The beaches here are beautiful, and while it’s not exactly swimming weather it has been much warmer than New York. Reading a book on the beach in January is a nice change of pace. On big swaths of the island sandy beaches give way to salt marshes, which look like fields of grasses with lazy creeks snaking through them. When the sun hits them right you can see they are all water, and trying to run through those fields would find you sinking into brackish mud. But what defines this region for me are the trees that grow wherever the ground is more land than water.
A walk through the woods here makes me feel like I am truly in a different world. The thick green fronds of the iconic Palmetto trees, South Carolina’s state tree and the star of their flag, along with their junior partners the Saw Palmettos filling in the underbrush, let you know that you are in the subtropics. It feels strange to see these palm trees growing beside the loblolly pines (which should really be called lollipop pines, with their dome of needled branches on top of a long, skinny trunk, just a missed opportunity) but the ones that really make me feel like I’ve crossed through some veil into another mysterious place are the live oaks. With their gnarled branches twisting out in every direction, the live oaks can grow to really massive sizes, but their true character derives from the resurrection ferns that grow up off of them, and even more so the Spanish moss hanging down from them. It makes everything feel whimsical, sad, and a little creepy. The brown-grey tendrils of Spanish moss look like the decaying remains of some decadent cloth, as if ancient elves had once pitched ethereal white tent cities in the trees.
Maybe my waxing poetic about palm fronds and Spanish moss shows me to be the carpet-bagging yankee who’s read too much Faulkner that I am, but I am not the only one who finds the forests and swamps of the Lowcountry alluring. We saw so many different kinds of birds in our first days here that we considered changing the theme of our whole trip to try to have a bird watcher’s Big Year. We realized that we don’t know nearly enough however, and even with informative signs in the nature preserves, black belts in Google-fu, and using phone-a-friend to call Tina, we still can’t identify what we’re looking at or hearing half of the time. We do know that it was a big blue heron that glided just a few feet from us as it traced the little waterway in front of the house. And that the fierce but beautiful dappled raptor was a Cooper’s Hawk. The stately clusters of birds on long legs at the edge of the ponds are usually white ibis. And this little guy who trilled us a greeting at the entrance to the Audubon preserve and spent some quality time getting to us was an eastern bluebird.

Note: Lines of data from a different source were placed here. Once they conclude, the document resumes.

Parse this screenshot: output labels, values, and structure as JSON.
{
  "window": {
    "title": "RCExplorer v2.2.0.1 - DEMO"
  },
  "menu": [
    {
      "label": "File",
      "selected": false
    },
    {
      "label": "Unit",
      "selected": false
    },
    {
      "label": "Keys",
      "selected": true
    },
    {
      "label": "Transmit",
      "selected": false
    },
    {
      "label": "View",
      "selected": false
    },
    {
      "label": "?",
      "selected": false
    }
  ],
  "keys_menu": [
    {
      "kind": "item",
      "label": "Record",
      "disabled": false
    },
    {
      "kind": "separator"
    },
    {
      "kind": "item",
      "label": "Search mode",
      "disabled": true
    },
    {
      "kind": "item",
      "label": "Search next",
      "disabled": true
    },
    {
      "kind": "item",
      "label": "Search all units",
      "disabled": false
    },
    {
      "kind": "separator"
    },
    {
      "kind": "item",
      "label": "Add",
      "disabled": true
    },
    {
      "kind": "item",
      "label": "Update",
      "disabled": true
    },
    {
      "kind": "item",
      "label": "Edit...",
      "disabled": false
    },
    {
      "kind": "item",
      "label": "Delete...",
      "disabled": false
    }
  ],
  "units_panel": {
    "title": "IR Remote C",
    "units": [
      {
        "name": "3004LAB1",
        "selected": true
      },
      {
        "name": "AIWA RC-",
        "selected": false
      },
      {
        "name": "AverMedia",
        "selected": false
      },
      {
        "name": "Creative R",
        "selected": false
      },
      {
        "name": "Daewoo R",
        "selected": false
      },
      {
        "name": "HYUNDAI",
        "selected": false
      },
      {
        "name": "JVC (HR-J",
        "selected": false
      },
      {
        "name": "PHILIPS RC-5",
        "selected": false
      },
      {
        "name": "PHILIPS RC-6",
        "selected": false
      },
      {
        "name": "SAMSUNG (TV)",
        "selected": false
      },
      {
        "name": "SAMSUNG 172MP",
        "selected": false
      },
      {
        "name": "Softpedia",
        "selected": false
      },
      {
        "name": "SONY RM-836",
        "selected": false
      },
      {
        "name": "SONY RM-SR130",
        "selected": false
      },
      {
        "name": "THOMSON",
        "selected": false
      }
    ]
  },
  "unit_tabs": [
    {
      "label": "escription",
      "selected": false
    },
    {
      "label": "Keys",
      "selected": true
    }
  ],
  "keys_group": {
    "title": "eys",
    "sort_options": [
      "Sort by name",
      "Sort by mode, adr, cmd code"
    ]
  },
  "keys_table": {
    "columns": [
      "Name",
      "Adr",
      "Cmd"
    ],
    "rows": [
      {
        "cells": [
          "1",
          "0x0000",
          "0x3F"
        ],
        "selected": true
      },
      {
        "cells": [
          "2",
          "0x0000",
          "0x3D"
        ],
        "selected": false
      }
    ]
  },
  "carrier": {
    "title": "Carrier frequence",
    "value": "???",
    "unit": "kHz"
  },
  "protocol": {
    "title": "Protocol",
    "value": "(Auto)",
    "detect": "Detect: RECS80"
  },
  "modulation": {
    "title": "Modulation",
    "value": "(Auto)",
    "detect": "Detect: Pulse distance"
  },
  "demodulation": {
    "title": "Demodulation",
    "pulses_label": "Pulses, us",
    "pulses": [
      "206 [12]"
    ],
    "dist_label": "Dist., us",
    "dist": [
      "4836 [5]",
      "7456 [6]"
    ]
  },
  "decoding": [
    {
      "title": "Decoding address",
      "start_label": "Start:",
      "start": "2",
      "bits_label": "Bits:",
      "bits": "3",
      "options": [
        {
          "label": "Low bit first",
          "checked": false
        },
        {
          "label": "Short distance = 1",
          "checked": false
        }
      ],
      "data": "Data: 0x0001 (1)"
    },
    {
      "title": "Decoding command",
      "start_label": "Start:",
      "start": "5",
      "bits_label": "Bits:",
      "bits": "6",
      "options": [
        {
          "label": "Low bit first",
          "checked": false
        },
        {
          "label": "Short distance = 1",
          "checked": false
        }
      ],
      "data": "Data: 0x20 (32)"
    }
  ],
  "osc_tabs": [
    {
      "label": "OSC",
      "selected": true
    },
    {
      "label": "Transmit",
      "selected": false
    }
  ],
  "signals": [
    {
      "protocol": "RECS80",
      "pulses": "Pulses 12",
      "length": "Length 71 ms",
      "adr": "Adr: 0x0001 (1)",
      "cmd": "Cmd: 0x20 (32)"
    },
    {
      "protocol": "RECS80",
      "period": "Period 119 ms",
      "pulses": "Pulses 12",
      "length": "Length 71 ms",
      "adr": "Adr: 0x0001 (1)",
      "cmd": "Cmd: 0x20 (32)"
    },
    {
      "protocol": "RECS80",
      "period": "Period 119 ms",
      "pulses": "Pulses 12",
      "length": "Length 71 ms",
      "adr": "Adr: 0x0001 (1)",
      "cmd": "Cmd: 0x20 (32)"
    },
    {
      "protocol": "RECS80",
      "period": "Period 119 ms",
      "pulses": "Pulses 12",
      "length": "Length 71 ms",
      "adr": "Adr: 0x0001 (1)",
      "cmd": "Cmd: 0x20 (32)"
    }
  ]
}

There are also people on this island, and they’ve created some interesting history, culture, cuisine, and we’ll get into all that, but our first impulse is to get on a bike or lace up our hiking boots and to get moving, breath some fresh air, and get back to nature. So far it has served us well.